A local student organization, called STARS, at Christian Brothers University is making the transition for them a little easier. STARS stands for Student Tackling Autism Related Syndromes. The rates of autism are growing, the Center for Disease Control (CDC) estimates by the year 2020, 1 in 20 people will be born with it.
“As I saw Joseph getting further and further into college, he needed that, a support team,” said Kim Jameson, Director of STARS.
The mission of STARS is to assist college students with Autism Spectrum Disorder (ASD) or with social anxieties by facilitating interpersonal growth through peer mentoring, social activities and creative endeavors.
The inspiration behind STARS comes from Jameson’s son, Joseph, who is on the autism spectrum.
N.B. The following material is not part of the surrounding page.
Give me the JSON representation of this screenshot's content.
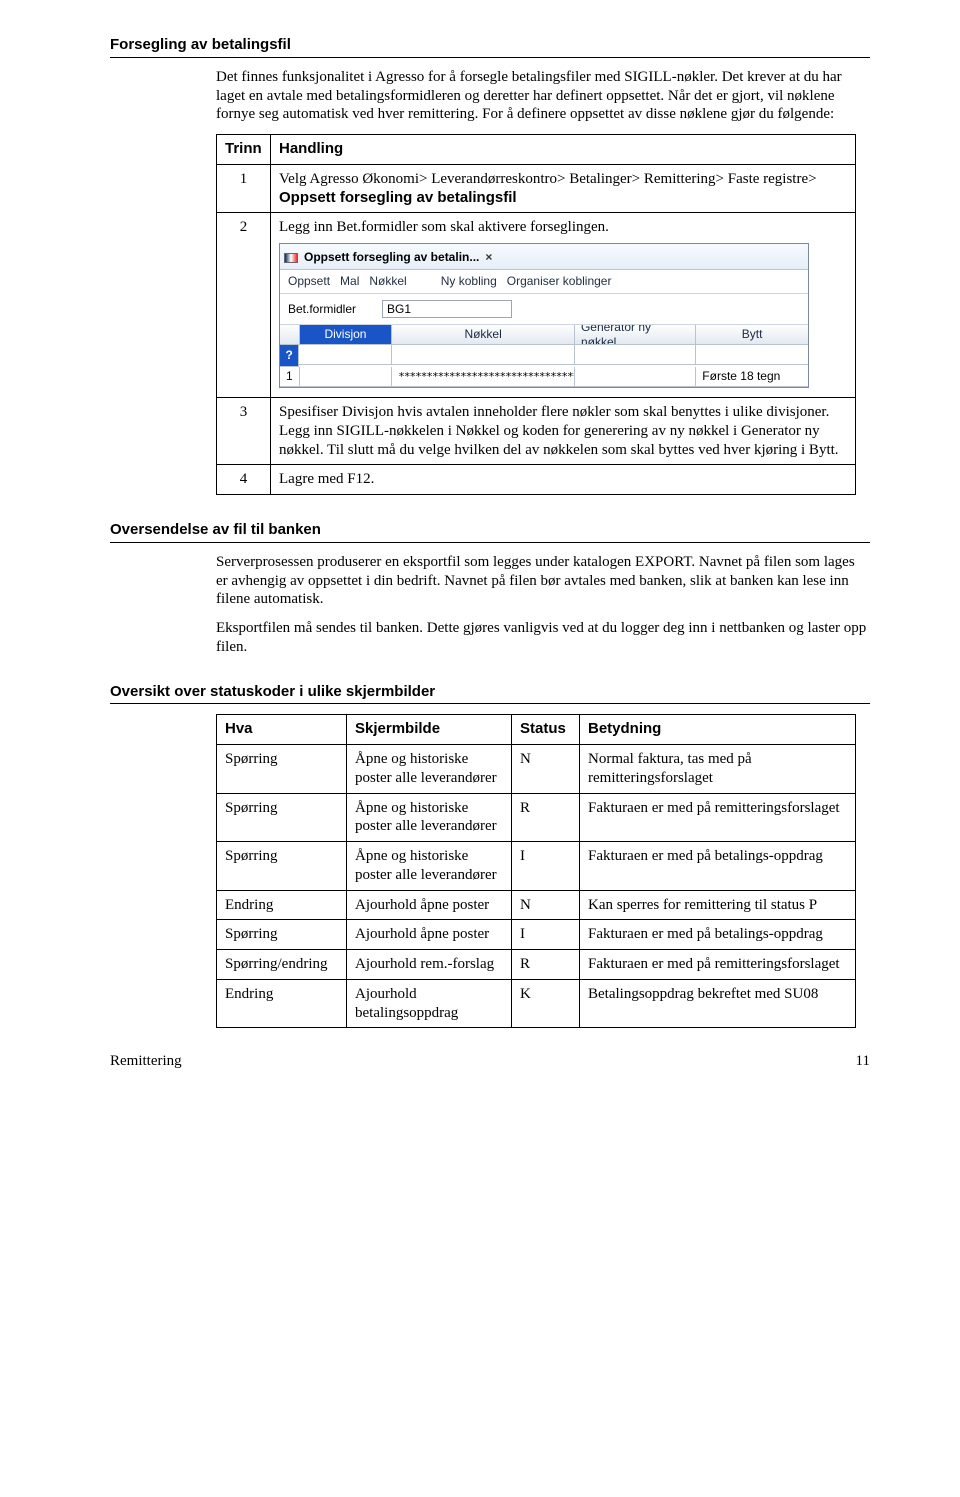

Jameson saw firsthand how difficult it was for her son Joseph to make a successful transition from high school to college.
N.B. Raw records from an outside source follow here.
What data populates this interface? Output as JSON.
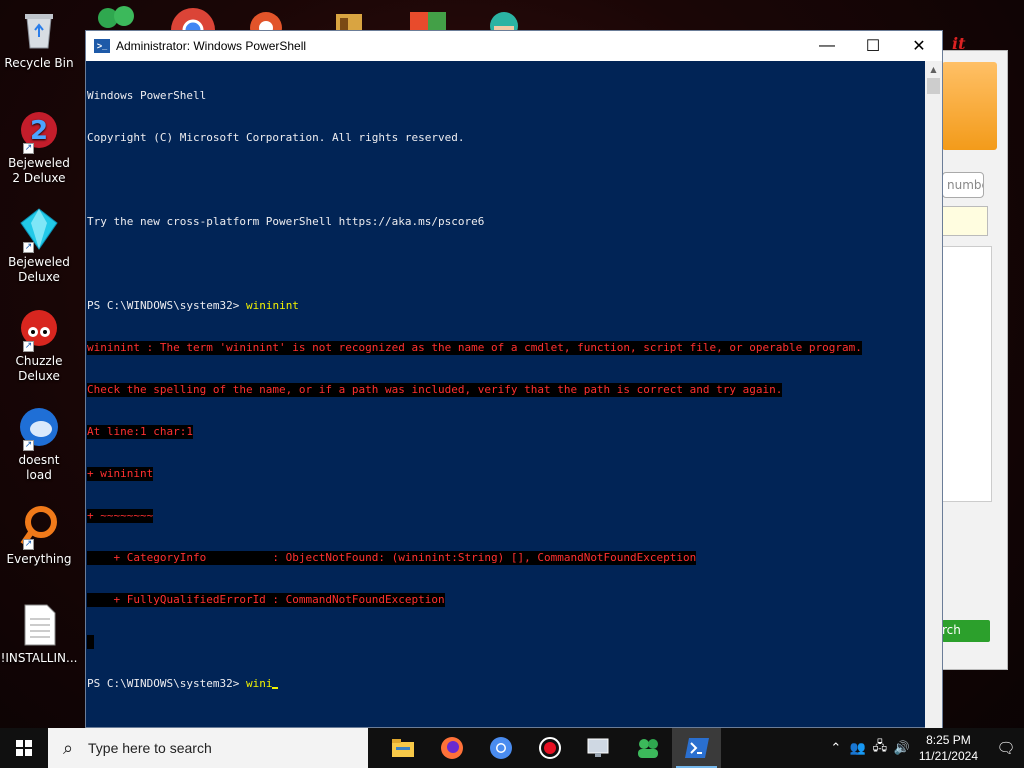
{
  "desktop": {
    "icons": [
      {
        "label": "Recycle Bin",
        "icon": "recycle-bin-icon"
      },
      {
        "label": "Bejeweled 2 Deluxe",
        "icon": "bejeweled2-icon"
      },
      {
        "label": "Bejeweled Deluxe",
        "icon": "bejeweled-icon"
      },
      {
        "label": "Chuzzle Deluxe",
        "icon": "chuzzle-icon"
      },
      {
        "label": "doesnt load",
        "icon": "thunderbird-icon"
      },
      {
        "label": "Everything",
        "icon": "everything-search-icon"
      },
      {
        "label": "!INSTALLIN...",
        "icon": "text-document-icon"
      }
    ]
  },
  "background_window": {
    "number_field_placeholder": "numbe",
    "search_button_label": "rch"
  },
  "powershell": {
    "title": "Administrator: Windows PowerShell",
    "lines": {
      "l1": "Windows PowerShell",
      "l2": "Copyright (C) Microsoft Corporation. All rights reserved.",
      "l3": "",
      "l4": "Try the new cross-platform PowerShell https://aka.ms/pscore6",
      "l5": "",
      "prompt1": "PS C:\\WINDOWS\\system32> ",
      "cmd1": "wininint",
      "e1": "wininint : The term 'wininint' is not recognized as the name of a cmdlet, function, script file, or operable program.",
      "e2": "Check the spelling of the name, or if a path was included, verify that the path is correct and try again.",
      "e3": "At line:1 char:1",
      "e4": "+ wininint",
      "e5": "+ ~~~~~~~~",
      "e6": "    + CategoryInfo          : ObjectNotFound: (wininint:String) [], CommandNotFoundException",
      "e7": "    + FullyQualifiedErrorId : CommandNotFoundException",
      "prompt2": "PS C:\\WINDOWS\\system32> ",
      "cmd2": "wini"
    }
  },
  "taskbar": {
    "search_placeholder": "Type here to search",
    "apps": [
      "file-explorer-icon",
      "firefox-icon",
      "chromium-icon",
      "record-icon",
      "remote-desktop-icon",
      "people-icon",
      "powershell-icon"
    ],
    "clock_time": "8:25 PM",
    "clock_date": "11/21/2024"
  },
  "colors": {
    "console_bg": "#012456",
    "console_fg": "#eeedf0",
    "error_fg": "#ff0000",
    "command_fg": "#f2f200"
  }
}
“I kept thinking, I wish Joseph had a group of people where he can hang out and just feel at home with people who are like him,” Jameson explained. “Now he’s on the other side of it where he’s in college and there aren’t very many programs on college campuses. There are some programs but few and far between.”
A CBU graduate herself, Jameson started STARS in 2015. The organization also promotes individual expression through a variety of creative endeavors. It also promotes ASD student’s career development by working with CBU’s Career Services to conduct workshops on interviewing and job skills.
“It’s no pressure. You’re not expected to come to every meeting. You’re not expected to pay a membership fee or anything. We just want your presence here just to come and hang out, eat some pizza, play some UNO,” said Nikole Agront-Rodriguez, STARS volunteer.
Tuesday night, the group did Karaoke. They do activities like this to help students get out of their comfort zones.
“Still shy but easier for me to talk to people,” said Gabrielle Cummings-Allen, a STARS participant. “It’s helped me to be more outspoken and just talk to people, that’s really what I was having trouble with before, just talking to people.”
The group started with roughly 10 students and it has now grown into a group of 30 plus students.
“They’re all so unique. One might be real strong in something, or weak in something else. It’s such a mixed bag,” Jameson said.